» Task item:
Gather each line containing the string "ByLayer" from these entries.

Items from a data source:

○ ○ ○ ○ ○ ○ ○

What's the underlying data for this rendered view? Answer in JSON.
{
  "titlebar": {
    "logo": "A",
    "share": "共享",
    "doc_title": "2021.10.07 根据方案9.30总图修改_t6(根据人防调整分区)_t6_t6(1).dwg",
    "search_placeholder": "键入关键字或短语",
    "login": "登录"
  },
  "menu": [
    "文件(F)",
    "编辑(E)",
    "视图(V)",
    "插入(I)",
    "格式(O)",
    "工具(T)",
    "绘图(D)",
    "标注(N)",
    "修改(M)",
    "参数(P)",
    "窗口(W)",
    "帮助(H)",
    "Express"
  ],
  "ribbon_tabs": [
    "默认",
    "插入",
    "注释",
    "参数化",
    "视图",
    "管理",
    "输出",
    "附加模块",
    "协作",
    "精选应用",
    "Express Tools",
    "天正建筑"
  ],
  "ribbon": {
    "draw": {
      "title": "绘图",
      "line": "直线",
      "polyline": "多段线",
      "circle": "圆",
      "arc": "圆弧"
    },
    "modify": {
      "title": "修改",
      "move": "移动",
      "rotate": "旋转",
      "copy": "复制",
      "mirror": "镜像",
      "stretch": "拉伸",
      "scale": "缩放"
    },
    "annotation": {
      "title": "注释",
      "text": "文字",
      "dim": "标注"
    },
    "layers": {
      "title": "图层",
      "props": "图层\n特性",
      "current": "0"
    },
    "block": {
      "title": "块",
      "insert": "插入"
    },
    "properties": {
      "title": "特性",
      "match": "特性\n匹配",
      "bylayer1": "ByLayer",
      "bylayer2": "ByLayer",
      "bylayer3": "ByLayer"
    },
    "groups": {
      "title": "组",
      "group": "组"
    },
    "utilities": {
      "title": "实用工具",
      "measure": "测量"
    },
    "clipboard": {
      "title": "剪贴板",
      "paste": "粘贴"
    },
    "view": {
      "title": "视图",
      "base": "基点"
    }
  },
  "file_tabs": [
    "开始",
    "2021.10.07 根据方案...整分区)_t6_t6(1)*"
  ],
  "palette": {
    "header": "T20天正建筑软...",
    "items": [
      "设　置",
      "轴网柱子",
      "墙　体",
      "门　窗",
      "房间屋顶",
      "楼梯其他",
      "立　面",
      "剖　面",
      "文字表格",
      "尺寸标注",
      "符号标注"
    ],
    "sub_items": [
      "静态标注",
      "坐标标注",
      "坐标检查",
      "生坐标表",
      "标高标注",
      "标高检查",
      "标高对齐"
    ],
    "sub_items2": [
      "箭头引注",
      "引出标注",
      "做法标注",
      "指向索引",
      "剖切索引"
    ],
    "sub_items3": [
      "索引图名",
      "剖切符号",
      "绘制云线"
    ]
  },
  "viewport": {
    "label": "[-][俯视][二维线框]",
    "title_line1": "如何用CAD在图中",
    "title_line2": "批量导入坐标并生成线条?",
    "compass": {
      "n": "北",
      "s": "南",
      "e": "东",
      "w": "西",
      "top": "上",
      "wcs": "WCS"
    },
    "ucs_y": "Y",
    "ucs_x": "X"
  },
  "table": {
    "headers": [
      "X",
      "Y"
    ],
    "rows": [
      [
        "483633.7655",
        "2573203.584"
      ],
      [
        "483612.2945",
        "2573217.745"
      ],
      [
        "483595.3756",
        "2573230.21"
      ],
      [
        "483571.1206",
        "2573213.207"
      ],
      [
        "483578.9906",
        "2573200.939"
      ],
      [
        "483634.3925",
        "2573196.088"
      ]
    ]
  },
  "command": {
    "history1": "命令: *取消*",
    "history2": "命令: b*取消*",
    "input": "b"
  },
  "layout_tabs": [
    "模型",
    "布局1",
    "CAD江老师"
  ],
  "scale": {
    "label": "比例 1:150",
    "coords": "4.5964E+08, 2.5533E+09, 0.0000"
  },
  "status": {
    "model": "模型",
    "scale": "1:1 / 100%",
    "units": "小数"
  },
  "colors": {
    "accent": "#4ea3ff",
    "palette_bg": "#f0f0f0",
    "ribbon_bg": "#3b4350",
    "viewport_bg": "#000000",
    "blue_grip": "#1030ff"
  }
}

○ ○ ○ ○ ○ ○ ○

» Exercise result:
      "bylayer1": "ByLayer",
      "bylayer2": "ByLayer",
      "bylayer3": "ByLayer"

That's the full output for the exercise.